South Carolina has the nation’s eighth-highest rate of new HIV diagnoses.
Private insurance covered only 17% of the cost of hospital-based treatment for HIV in 2018. The balance was covered by Medicare (39.5%), Medicaid (27.8%) or billed to indigent/self-pay patients (15.7%).
It is estimated that there were 44,300 new acute HCV cases in 2017 nationally, but only 3,186 of those cases were reported.
In South Carolina, the average lifetime cost for treating one person living with HIV is $478,000 (in 2017 dollars).
For HCV, the lowest cost treatment option is currently $26,400 per year, but can be as much as $189,000 per year.
Each individual with HCV who injects drugs infects an average of 20 other people.
The U.S. Department of Health and Human Services (HHS), the Centers for Disease Control and Prevention (CDC), and other national public health leaders view SSPs as a key component of a comprehensive strategy for combatting the nation’s opioid crisis and reducing the transmission of infectious disease, thereby saving lives and money. SSPs are safe, effective, cost-saving, do not increase illegal drug use or crime and are frequently supported by law enforcement officials and emergency workers. There is an estimated return on investment of $7.58 for every $1 spent for SSPs.

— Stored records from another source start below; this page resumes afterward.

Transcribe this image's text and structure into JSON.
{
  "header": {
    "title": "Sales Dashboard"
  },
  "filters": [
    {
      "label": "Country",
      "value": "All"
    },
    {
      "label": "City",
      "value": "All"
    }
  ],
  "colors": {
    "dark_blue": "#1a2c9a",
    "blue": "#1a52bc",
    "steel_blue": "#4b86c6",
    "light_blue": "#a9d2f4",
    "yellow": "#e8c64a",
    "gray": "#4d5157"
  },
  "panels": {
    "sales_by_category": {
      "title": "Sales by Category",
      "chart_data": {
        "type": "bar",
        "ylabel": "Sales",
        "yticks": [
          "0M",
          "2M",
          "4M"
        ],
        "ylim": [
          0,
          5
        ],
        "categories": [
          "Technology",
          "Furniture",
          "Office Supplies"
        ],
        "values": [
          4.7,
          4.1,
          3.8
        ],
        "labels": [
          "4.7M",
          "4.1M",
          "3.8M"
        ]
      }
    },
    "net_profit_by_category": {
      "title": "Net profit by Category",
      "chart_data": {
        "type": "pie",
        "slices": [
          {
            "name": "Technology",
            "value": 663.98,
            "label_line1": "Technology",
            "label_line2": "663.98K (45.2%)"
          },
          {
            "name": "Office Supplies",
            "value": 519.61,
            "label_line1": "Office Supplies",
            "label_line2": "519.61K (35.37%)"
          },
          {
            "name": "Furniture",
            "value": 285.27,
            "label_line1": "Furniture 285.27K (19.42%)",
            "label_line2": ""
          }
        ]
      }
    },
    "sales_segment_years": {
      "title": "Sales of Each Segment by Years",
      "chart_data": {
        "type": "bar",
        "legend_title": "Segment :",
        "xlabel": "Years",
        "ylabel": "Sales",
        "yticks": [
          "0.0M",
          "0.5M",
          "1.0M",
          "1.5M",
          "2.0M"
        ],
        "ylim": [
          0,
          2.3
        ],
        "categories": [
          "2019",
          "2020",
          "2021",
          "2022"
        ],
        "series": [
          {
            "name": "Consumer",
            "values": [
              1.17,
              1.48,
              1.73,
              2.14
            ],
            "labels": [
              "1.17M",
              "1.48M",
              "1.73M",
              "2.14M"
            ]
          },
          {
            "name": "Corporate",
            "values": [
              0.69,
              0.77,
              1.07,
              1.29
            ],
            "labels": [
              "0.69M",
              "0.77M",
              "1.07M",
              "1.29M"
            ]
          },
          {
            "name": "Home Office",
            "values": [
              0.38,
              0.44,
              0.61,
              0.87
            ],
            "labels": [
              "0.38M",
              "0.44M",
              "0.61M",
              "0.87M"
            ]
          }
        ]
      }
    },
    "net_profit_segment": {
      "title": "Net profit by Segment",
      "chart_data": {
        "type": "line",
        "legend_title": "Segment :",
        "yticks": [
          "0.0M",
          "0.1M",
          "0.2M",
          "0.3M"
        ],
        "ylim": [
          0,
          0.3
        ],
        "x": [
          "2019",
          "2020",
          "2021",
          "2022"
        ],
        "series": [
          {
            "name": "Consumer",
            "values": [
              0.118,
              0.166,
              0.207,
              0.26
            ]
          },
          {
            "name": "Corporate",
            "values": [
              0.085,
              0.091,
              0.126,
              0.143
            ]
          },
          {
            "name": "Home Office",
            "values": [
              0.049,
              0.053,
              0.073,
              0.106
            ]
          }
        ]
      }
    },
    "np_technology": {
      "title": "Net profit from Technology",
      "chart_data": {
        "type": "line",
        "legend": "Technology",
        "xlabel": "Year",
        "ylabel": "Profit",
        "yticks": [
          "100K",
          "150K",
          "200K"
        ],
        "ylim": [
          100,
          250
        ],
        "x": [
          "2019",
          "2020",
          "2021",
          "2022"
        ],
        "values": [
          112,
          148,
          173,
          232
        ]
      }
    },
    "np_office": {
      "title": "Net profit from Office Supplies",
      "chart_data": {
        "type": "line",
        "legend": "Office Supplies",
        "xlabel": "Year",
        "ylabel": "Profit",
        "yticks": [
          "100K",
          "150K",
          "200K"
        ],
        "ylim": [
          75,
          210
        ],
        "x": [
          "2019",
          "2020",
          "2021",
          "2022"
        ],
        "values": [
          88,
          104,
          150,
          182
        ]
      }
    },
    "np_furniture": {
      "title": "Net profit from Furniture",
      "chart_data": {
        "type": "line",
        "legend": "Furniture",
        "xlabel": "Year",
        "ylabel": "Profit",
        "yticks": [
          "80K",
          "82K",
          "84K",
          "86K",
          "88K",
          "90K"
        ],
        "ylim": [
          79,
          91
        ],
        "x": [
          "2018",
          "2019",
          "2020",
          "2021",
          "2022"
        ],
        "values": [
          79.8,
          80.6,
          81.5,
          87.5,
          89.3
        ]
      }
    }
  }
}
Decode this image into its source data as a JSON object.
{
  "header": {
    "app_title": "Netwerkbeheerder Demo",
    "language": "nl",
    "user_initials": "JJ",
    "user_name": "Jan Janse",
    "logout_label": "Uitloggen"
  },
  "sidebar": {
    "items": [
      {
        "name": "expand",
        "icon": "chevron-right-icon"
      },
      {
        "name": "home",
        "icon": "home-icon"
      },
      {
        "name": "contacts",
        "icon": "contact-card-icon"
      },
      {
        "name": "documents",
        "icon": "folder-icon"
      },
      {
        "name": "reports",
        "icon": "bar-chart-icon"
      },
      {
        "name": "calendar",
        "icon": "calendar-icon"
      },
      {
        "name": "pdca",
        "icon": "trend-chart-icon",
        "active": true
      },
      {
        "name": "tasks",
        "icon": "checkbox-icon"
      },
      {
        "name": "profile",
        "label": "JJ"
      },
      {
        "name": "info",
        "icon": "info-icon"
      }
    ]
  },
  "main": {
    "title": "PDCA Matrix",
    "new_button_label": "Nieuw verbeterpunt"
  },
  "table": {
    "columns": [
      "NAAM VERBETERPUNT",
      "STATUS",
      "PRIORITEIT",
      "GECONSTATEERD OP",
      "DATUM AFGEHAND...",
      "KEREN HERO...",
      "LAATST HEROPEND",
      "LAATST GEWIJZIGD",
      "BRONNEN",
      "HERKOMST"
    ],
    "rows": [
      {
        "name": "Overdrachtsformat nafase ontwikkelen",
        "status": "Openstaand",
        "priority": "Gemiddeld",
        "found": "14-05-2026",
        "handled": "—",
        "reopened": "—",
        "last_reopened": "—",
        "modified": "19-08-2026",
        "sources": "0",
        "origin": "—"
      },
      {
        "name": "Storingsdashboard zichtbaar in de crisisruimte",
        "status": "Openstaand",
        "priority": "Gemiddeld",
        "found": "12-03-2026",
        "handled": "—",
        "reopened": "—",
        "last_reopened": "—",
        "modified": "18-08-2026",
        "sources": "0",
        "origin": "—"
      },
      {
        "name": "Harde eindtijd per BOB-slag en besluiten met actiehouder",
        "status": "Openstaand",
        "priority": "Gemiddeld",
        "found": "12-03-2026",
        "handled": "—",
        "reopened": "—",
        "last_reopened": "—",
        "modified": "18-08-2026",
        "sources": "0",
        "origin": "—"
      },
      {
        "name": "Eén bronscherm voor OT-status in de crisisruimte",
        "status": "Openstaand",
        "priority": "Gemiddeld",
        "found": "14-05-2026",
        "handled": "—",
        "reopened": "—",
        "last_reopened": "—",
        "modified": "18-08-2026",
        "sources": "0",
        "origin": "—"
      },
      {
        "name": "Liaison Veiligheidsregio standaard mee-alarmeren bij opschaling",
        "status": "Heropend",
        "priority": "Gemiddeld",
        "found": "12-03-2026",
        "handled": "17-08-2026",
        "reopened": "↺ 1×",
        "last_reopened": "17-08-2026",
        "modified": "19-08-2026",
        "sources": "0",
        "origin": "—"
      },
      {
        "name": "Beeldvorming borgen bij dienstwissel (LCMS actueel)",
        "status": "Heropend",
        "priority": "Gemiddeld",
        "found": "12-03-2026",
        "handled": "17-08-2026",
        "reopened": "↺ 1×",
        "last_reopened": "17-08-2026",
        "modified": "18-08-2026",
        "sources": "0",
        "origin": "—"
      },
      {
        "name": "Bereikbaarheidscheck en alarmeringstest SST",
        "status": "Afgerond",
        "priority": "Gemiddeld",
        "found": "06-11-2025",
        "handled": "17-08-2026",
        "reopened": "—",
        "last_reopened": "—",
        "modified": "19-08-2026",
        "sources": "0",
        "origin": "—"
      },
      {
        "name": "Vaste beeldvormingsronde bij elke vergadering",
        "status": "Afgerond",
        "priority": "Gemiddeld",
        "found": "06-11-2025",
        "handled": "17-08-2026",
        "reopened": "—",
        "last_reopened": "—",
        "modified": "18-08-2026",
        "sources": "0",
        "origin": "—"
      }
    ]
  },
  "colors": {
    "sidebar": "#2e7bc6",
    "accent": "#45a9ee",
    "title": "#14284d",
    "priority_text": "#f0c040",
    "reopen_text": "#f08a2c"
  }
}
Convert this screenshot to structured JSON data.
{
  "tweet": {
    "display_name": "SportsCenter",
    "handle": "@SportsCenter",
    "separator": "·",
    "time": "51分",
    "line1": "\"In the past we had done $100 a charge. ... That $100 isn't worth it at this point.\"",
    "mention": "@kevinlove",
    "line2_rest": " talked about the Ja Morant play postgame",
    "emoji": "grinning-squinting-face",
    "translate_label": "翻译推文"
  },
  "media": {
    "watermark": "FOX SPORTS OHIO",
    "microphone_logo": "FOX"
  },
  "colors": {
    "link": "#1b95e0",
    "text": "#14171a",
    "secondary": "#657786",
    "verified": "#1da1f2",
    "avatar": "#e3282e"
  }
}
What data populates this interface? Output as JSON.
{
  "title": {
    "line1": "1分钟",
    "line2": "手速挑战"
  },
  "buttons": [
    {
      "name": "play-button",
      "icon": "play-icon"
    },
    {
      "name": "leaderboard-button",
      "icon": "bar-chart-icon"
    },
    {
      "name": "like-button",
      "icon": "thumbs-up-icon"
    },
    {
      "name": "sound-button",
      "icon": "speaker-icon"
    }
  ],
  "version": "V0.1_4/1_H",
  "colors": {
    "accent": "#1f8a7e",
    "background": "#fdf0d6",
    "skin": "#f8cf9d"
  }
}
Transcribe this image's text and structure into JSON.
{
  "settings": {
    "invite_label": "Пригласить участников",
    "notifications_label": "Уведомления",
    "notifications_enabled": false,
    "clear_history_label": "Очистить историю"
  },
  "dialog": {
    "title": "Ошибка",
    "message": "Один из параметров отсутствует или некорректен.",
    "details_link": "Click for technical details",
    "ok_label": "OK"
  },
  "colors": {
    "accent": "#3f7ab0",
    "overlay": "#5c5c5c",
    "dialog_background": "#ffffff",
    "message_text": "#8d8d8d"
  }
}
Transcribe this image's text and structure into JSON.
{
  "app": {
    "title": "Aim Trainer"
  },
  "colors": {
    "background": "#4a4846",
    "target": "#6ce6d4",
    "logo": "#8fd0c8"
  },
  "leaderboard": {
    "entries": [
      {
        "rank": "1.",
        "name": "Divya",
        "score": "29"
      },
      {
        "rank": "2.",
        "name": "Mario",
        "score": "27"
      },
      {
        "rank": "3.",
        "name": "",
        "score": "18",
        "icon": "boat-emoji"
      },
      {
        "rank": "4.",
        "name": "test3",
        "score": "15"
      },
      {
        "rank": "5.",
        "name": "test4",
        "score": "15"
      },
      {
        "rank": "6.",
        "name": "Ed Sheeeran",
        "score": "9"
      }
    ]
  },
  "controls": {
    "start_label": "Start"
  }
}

In January 2019, the South Carolina Department of Health and Environmental Control (DHEC) received verification from the CDC that South Carolina is at high-risk for HIV and HCV outbreaks due to increased opioid use and unsafe drug injection activities in the state. 34 This CDC response not only emphasizes the need that exists in South Carolina to fund SSPs, but also provides recommendations for implementing this effective public health intervention to address these co-occurring epidemics.
syringes in a sharps container for safe syringe disposal and syringe exchange services